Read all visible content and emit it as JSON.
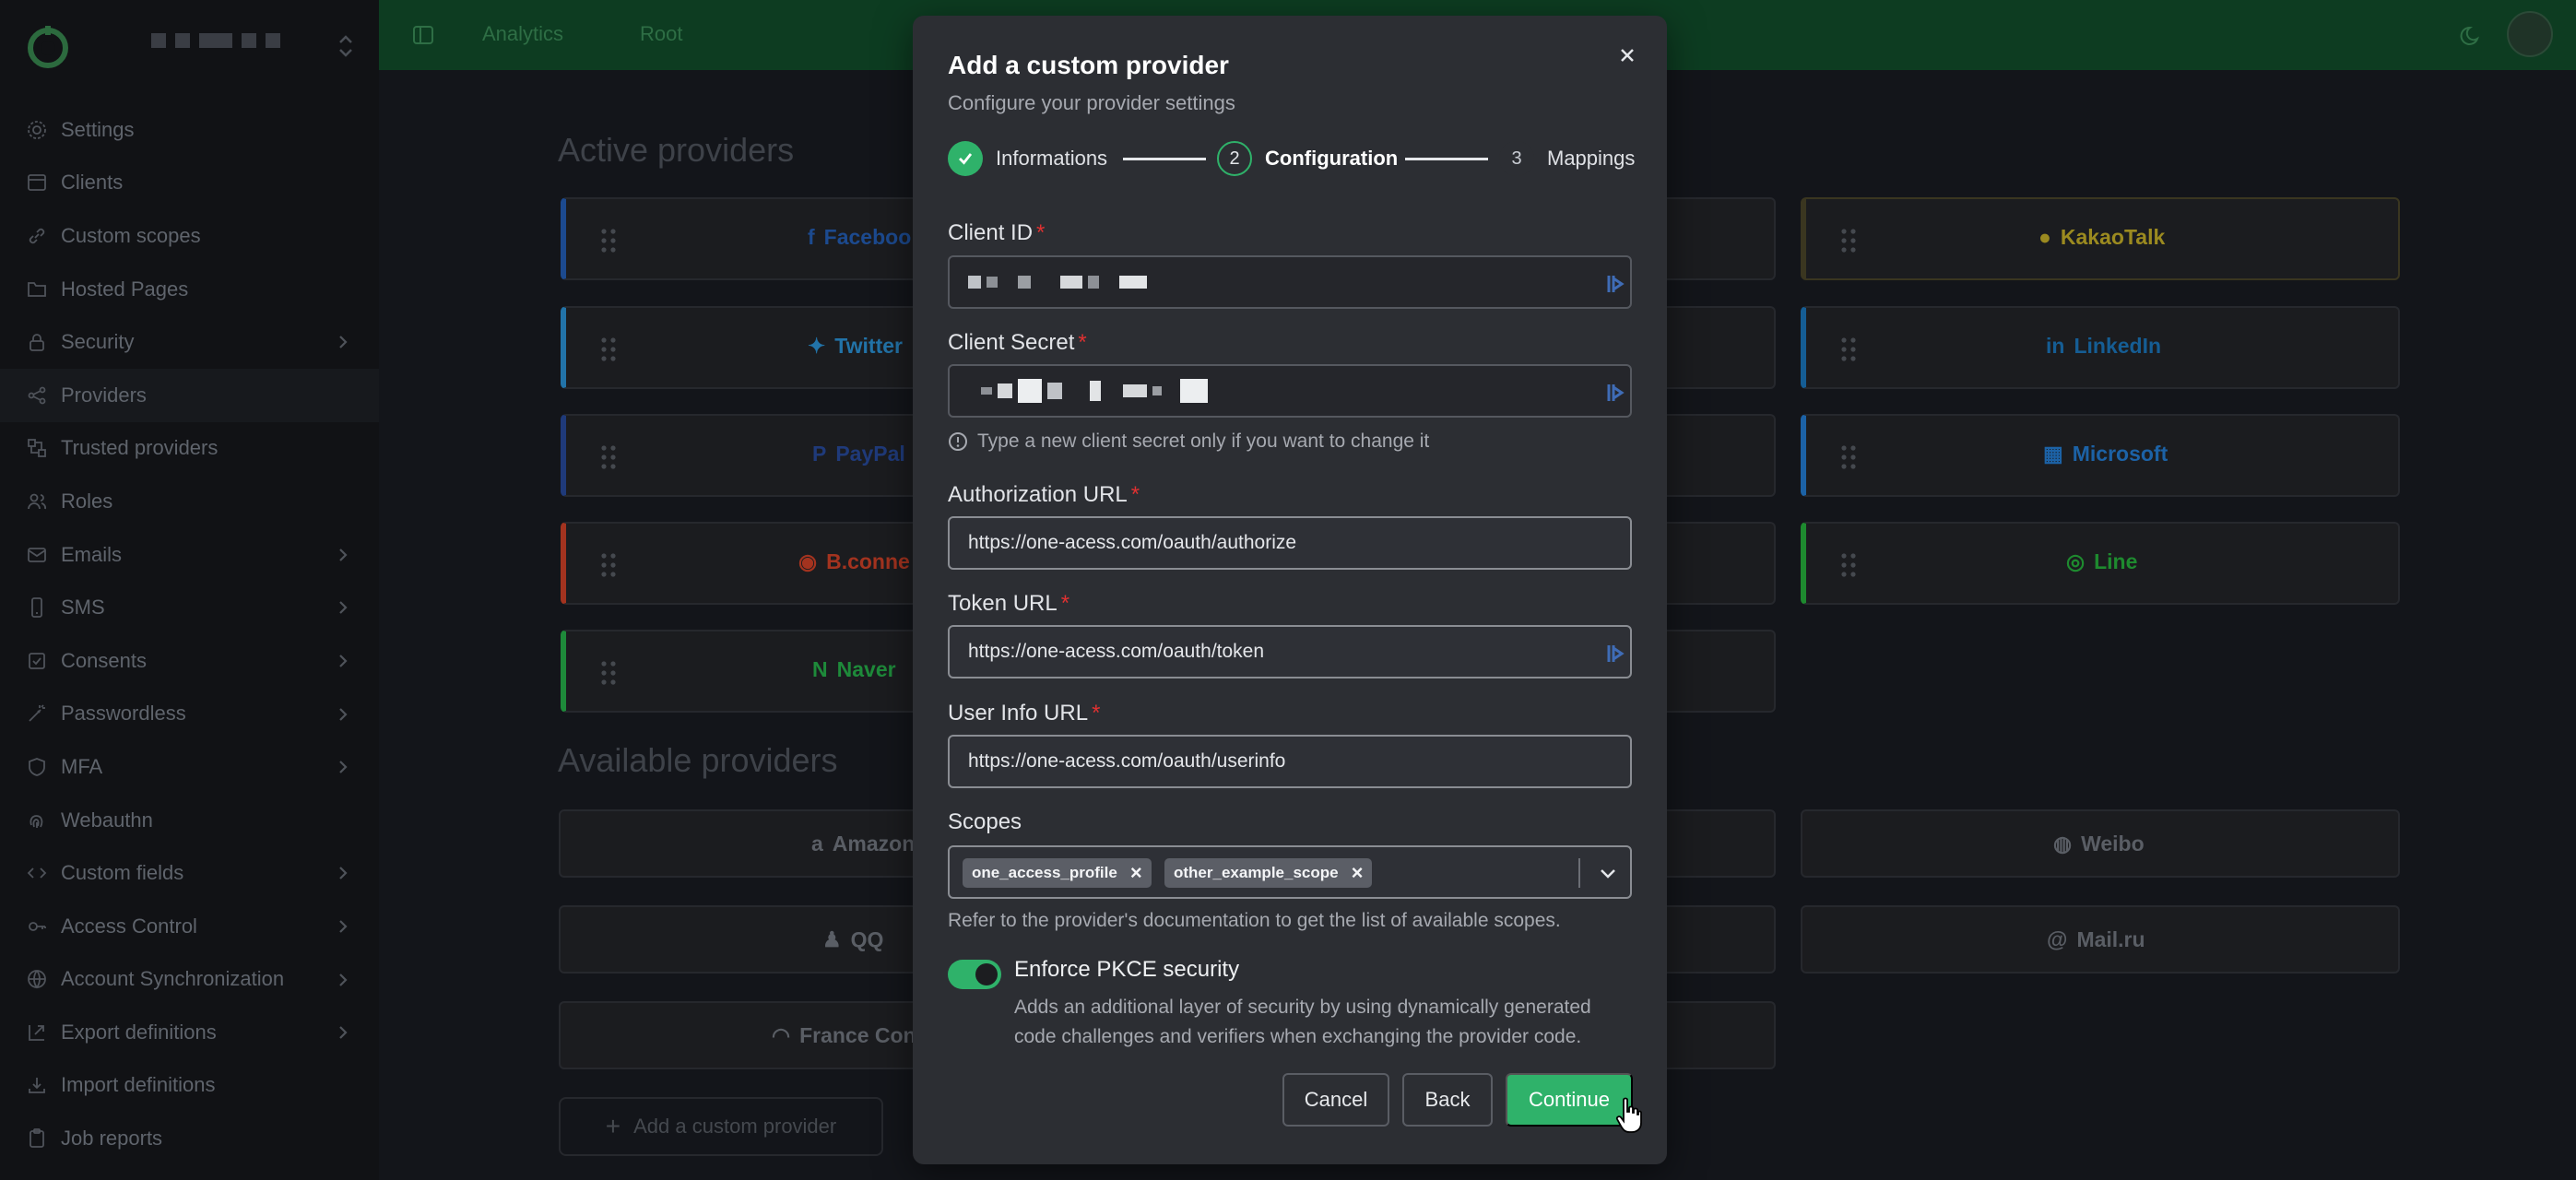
{
  "sidebar": {
    "org_chevron": "chevron-updown-icon",
    "items": [
      {
        "label": "Settings",
        "icon": "gear-icon",
        "chevron": false
      },
      {
        "label": "Clients",
        "icon": "window-icon",
        "chevron": false
      },
      {
        "label": "Custom scopes",
        "icon": "link-icon",
        "chevron": false
      },
      {
        "label": "Hosted Pages",
        "icon": "folder-icon",
        "chevron": false
      },
      {
        "label": "Security",
        "icon": "lock-icon",
        "chevron": true
      },
      {
        "label": "Providers",
        "icon": "share-icon",
        "chevron": false,
        "active": true
      },
      {
        "label": "Trusted providers",
        "icon": "network-icon",
        "chevron": false
      },
      {
        "label": "Roles",
        "icon": "users-icon",
        "chevron": false
      },
      {
        "label": "Emails",
        "icon": "mail-icon",
        "chevron": true
      },
      {
        "label": "SMS",
        "icon": "phone-icon",
        "chevron": true
      },
      {
        "label": "Consents",
        "icon": "checkbox-icon",
        "chevron": true
      },
      {
        "label": "Passwordless",
        "icon": "wand-icon",
        "chevron": true
      },
      {
        "label": "MFA",
        "icon": "shield-icon",
        "chevron": true
      },
      {
        "label": "Webauthn",
        "icon": "fingerprint-icon",
        "chevron": false
      },
      {
        "label": "Custom fields",
        "icon": "code-icon",
        "chevron": true
      },
      {
        "label": "Access Control",
        "icon": "key-icon",
        "chevron": true
      },
      {
        "label": "Account Synchronization",
        "icon": "globe-icon",
        "chevron": true
      },
      {
        "label": "Export definitions",
        "icon": "export-icon",
        "chevron": true
      },
      {
        "label": "Import definitions",
        "icon": "import-icon",
        "chevron": false
      },
      {
        "label": "Job reports",
        "icon": "clipboard-icon",
        "chevron": false
      }
    ]
  },
  "topbar": {
    "crumbs": [
      "Analytics",
      "Root"
    ]
  },
  "main": {
    "active_title": "Active providers",
    "available_title": "Available providers",
    "active_providers": [
      {
        "label": "Faceboo",
        "icon": "facebook-icon",
        "color": "#1c4a8f"
      },
      {
        "label": "KakaoTalk",
        "icon": "chat-bubble-icon",
        "color": "#9b8a20"
      },
      {
        "label": "Twitter",
        "icon": "twitter-icon",
        "color": "#2273a8"
      },
      {
        "label": "LinkedIn",
        "icon": "linkedin-icon",
        "color": "#155d94"
      },
      {
        "label": "PayPal",
        "icon": "paypal-icon",
        "color": "#1f3a7a"
      },
      {
        "label": "Microsoft",
        "icon": "windows-icon",
        "color": "#1c62a6"
      },
      {
        "label": "B.conne",
        "icon": "bconnect-icon",
        "color": "#a3331f"
      },
      {
        "label": "Line",
        "icon": "line-icon",
        "color": "#1e8a2f"
      },
      {
        "label": "Naver",
        "icon": "naver-icon",
        "color": "#1e8a3a"
      }
    ],
    "available_providers": [
      {
        "label": "Amazon",
        "icon": "amazon-icon"
      },
      {
        "label": "Weibo",
        "icon": "weibo-icon"
      },
      {
        "label": "QQ",
        "icon": "qq-icon"
      },
      {
        "label": "Mail.ru",
        "icon": "at-icon"
      },
      {
        "label": "France Conn",
        "icon": "franceconnect-icon"
      }
    ],
    "add_custom_label": "Add a custom provider"
  },
  "modal": {
    "title": "Add a custom provider",
    "subtitle": "Configure your provider settings",
    "steps": [
      {
        "number": "1",
        "label": "Informations",
        "state": "done"
      },
      {
        "number": "2",
        "label": "Configuration",
        "state": "current"
      },
      {
        "number": "3",
        "label": "Mappings",
        "state": "upcoming"
      }
    ],
    "fields": {
      "client_id": {
        "label": "Client ID",
        "required": "*"
      },
      "client_secret": {
        "label": "Client Secret",
        "required": "*",
        "help": "Type a new client secret only if you want to change it"
      },
      "authorization_url": {
        "label": "Authorization URL",
        "required": "*",
        "value": "https://one-acess.com/oauth/authorize"
      },
      "token_url": {
        "label": "Token URL",
        "required": "*",
        "value": "https://one-acess.com/oauth/token"
      },
      "userinfo_url": {
        "label": "User Info URL",
        "required": "*",
        "value": "https://one-acess.com/oauth/userinfo"
      },
      "scopes": {
        "label": "Scopes",
        "values": [
          "one_access_profile",
          "other_example_scope"
        ],
        "help": "Refer to the provider's documentation to get the list of available scopes."
      }
    },
    "pkce": {
      "enabled": true,
      "label": "Enforce PKCE security",
      "description": "Adds an additional layer of security by using dynamically generated code challenges and verifiers when exchanging the provider code."
    },
    "buttons": {
      "cancel": "Cancel",
      "back": "Back",
      "continue": "Continue"
    }
  },
  "colors": {
    "accent": "#2fb26a",
    "topbar": "#0d3c21",
    "danger": "#e03131"
  }
}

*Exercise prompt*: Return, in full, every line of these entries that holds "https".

*Finished task*:
        "value": "https://one-acess.com/oauth/authorize"
        "value": "https://one-acess.com/oauth/token"
        "value": "https://one-acess.com/oauth/userinfo"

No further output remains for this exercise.